1. Catskill Red Shale

This is typical of the part of Fallsburg I've been working in for the past year. Roads and driveways often sit directly on top of the bedrock stone. 

The most common rock types in the area are bluestone and a reddish shale.  

When side-by-side, the blue sandstone takes on a bright green.

The shale - it's violet, pink, maroon, brick, brown and orange.

Puddles after a storm are blood red. As they evaporate, a dark red clay silt remains.
Shale = silt stone. These puddles were the prime places to hunt for clay. It was a frustrating process - there just were too few puddles. Instead, I decided to try to refine mud collected at the base of red shale outcrops. Three 5-gallon buckets of mud traveled back to Philly with me. 

This was the beginning. The next step: refining.  


To extract clay from the soil collected, first, sift the dirt through a sieve made of 1/4" hardware cloth. This will take out large rocks, sticks, etc.  If it catches large dried clumps of dirt, break them up by crushing them or pouring water through the sieve. This will also help to remove any clay from the sticks and rocks, transferring it to the more refined material in the bucket below.
Mix water into the sifted material (at least a 50/50 mix) and stir it to suspend the clay particles. Use your hands to squeeze clumps of clay so the particles will blend with the liquid. Pour this slurry in small batches through a finer sieve into a clean bucket below. Early on, I just used kitchenware for this sieve - an oil-spatter screen.  You'll have to mush clumps through the screening, then rinse through with more water. You'll be left with a fine clay mix in the bucket below. Small rocks etc. will be caught in the sieve. Clean out the sieve frequently, and be careful to not contaminate the mixture below with what you've just sifted out.  I sifted the material one additional time through a very fine piece of screen material, leaving nothing but silt and water.

Let the bucket sit for a day. The silt will settle to the bottom of the bucket, and the water can be siphoned off the top.  If you do this every day for about 4-5 days, you'll be left with a thickened slip, which can be poured onto a plaster bat to dry.
The plaster will draw water out of the material.  This is my first sample. Once it was dry enough to hold together, after experimenting with it a bit, it seemed to have potential as a workable clay.

Making a larger batch, cracks appeared in the drying process - a sign that there wasn't enough elasticity to be a workable material.
I've been mentored throughout this projects by ceramicist friends, both guilty of having encouraged my interest in clay over the past few years: Beverly Fisher and Tiernan Alexander. Tiernan took this material back to her studio to experiment with ways to increase the elasticity. She came up with a number of options, and mixed sample batches.

Next step: Firing.

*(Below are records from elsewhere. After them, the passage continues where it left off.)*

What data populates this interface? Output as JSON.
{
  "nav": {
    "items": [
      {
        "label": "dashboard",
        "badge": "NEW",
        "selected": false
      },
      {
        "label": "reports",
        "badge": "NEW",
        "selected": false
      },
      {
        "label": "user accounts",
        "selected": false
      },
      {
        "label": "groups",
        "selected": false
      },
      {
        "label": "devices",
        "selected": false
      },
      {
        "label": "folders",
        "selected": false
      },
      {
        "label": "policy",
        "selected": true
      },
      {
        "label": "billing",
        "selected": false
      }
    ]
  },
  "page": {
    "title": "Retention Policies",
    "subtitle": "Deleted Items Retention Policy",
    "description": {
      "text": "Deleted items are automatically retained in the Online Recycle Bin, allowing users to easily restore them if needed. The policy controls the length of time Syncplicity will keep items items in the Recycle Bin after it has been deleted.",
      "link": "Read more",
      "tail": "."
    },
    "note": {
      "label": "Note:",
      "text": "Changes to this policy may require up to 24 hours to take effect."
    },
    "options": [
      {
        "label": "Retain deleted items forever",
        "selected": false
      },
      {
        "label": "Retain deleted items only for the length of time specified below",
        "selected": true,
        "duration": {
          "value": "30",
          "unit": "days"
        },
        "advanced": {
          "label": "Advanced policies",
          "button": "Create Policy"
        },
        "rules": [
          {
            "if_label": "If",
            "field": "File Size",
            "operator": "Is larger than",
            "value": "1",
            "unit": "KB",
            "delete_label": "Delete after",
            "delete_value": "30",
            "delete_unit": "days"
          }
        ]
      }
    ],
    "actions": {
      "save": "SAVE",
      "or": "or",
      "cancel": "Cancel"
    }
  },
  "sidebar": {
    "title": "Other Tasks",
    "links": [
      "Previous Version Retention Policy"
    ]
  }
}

After making a number of sample clay bodies and slips, they were dried and bisque fired. The results displayed a range of colors, textures and levels of strength.

During this time, I began to think about what should be made with the stuff, and wondered if it was food safe.  As I researched the chemical elements in Marcellus shale, I learned that it is a black shale. This material was not Marcellus.

Now I know how to make clay from Catskill Red Shale...not exactly what I thought I was doing, but I'll take it.

The next challenge was to find Marcellus shale.